You're a Lockwood now.
Seven years ago.
Several months before Erin Lockwood’s disappearance.
“Mama, please!” Erin tugged at her mother’s floral skirt, “I don’t want to change my surname. I’m a Mizrahi and I want to stay a Mizrahi.” She stalked after her mother who briskly made her way to the kitchen, her shoes clicking on the tiled floors.
“What would papa say if he were here?”
She froze before the island counter, touched her lips with her fingertips, and slowly twisted around.
“Erin….” She dawdled off and sunk down to a low squat and stared deeply into her eyes. “I know this change has been difficult, to say the least. His gone now baby, but we will always keep him alive—” she pats her hand over her heart. “—In here.”
Erin glowered back at her with a seething glare.
“How can he be? When you have replaced papa with Leonard?” she retorted, and her mother’s empathy evaporated.
The outlines of her face hardened with a staid look, “like it or not.” She rose to full height to tower over her in authority. “You’re a Lockwood now. We both are.” She waved a dismissive hand, twirls around and weaved around the island counter to reach the stove.
“Enough, I don’t want to argue with you, Erin. You know what day it is today. Shabbat Shalom. Now if you excuse me, I want to get an early start with dinner. You know how Lenny loves to have his food ready for him,” she chirped.
Erin sat on top of the bright yellow duvet of her single bed.
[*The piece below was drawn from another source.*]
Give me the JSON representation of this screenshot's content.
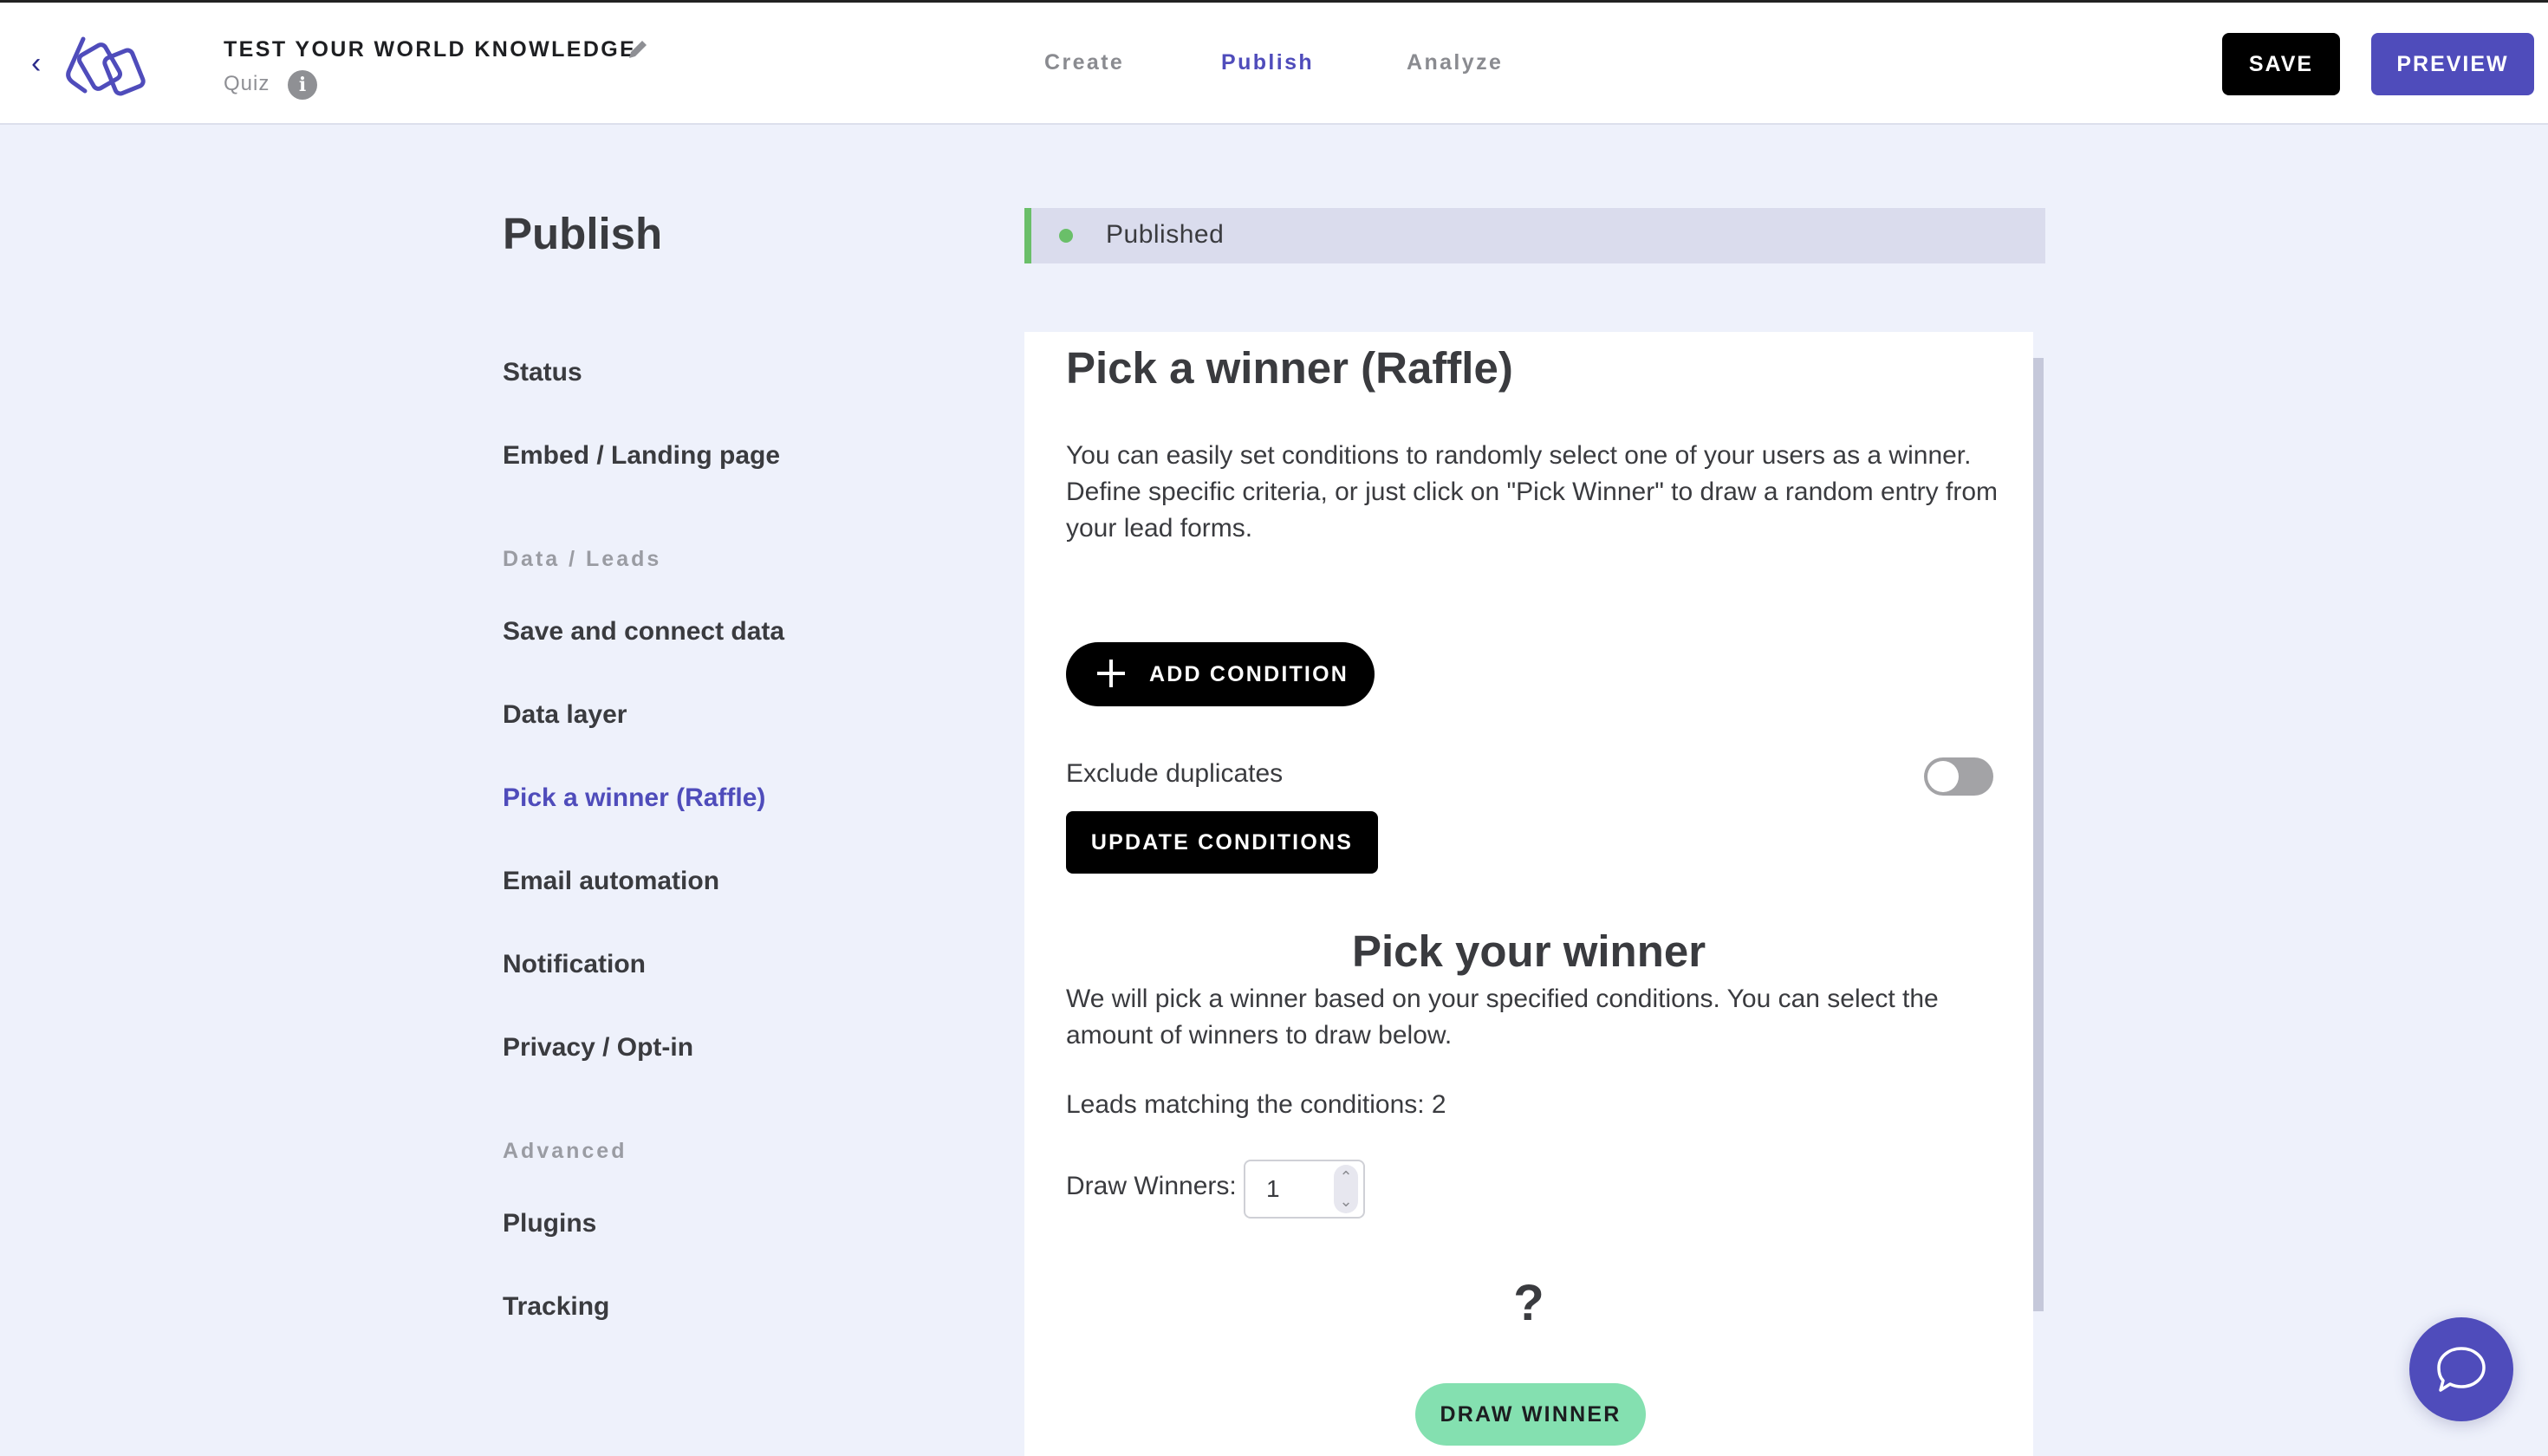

Her legs crossed and her father’s Torah rested on her lap, her eyes examined the little personal notes he etched beside a few scriptures. A lot of them he had linked to his wife, Kathrine and his daughter, Erin Mizrahi.
The soft smile on Erin’s face faltered.
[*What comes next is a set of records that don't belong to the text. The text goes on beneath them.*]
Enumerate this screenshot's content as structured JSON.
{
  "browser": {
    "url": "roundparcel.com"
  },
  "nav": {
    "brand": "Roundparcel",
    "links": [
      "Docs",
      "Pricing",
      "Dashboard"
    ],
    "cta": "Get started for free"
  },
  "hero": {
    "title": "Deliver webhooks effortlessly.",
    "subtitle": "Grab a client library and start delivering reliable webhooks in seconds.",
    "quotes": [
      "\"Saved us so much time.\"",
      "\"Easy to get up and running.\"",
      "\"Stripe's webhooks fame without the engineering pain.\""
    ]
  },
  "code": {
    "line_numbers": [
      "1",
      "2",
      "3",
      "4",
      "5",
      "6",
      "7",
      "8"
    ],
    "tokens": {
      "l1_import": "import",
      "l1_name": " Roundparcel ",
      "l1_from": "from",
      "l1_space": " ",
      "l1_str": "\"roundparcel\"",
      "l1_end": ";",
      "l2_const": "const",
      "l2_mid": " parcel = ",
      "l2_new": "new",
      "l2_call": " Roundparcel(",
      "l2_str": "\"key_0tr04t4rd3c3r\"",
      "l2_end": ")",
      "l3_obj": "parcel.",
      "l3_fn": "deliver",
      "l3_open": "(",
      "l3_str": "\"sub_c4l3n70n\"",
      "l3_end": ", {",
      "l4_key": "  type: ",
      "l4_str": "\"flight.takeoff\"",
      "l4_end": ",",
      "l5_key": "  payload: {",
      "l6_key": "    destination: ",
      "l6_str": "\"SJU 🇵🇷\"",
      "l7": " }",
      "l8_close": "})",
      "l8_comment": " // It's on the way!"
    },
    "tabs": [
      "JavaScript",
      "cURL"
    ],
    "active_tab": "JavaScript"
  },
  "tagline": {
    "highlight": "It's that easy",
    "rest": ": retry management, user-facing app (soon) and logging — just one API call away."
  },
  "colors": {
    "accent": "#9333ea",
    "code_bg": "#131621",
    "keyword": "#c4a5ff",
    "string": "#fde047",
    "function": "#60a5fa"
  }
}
The rebounding sounds of heavy boots thudded on the wooden steps.
Erin lifted the Torah from her lap to have it placed beside her and braced herself.
The door flung open and Leonard marched inside and wore his trademark stony expression.
“Evening, Erin,” he greeted with unnatural enthusiasm.
“Hi….” She squeaks out.
“How was school today?” he asked but before she can answer, he interjected, “I mean it must have been a tough day today, because why else did you leave that filth in the kitchen?” Raged warped his face, teeth gritted. “The sink is packed with dishes, if you didn’t know.”
Erin’s hands clasped together, the one tautly gripping the other, “I know, “she began and suddenly the inside of her throat ran dry. “Today, is the Sabbath. Papa always said that seven days you can work, but the sixth is reserved for God’s holy day, where you rest and do nothing.”
Leonard scoffed and made his way towards her in a daunting, slow pace. “Sounds like an excuse to be lazy to me,” he pauses, “then again, you never needed an excuse.”
Erin frowns. “Just like you never needed an excuse to over drink, but you do it anyway,” she bit back and instantly regretted it as she watched his face inflamed with the colour of anger.
He lunged for her, snatched her wrist and yanked her upwards to draw her face closer to his, now, they were nose-to-nose.
“You listen to me, and you listen well.” His fingers dug into her skin with each word and she whimpered helplessly. “Since I was kind enough to take you in, the burden of marrying your mother, you will thank me by being obedient. My house, my rules. And as for your papa—” his eyes gesture to the Torah behind her, “—his teaching should die with him."
"You’re a Lockwood now.” His cold eyes bored into hers before he roughly heaved her up from the bed. Her legs wobbled and Leonard shoved her from behind and she lurched forward.
“Go clean the mess you made. And if you ever talk back to me like that again… well let’s just say, you don’t want to find out.”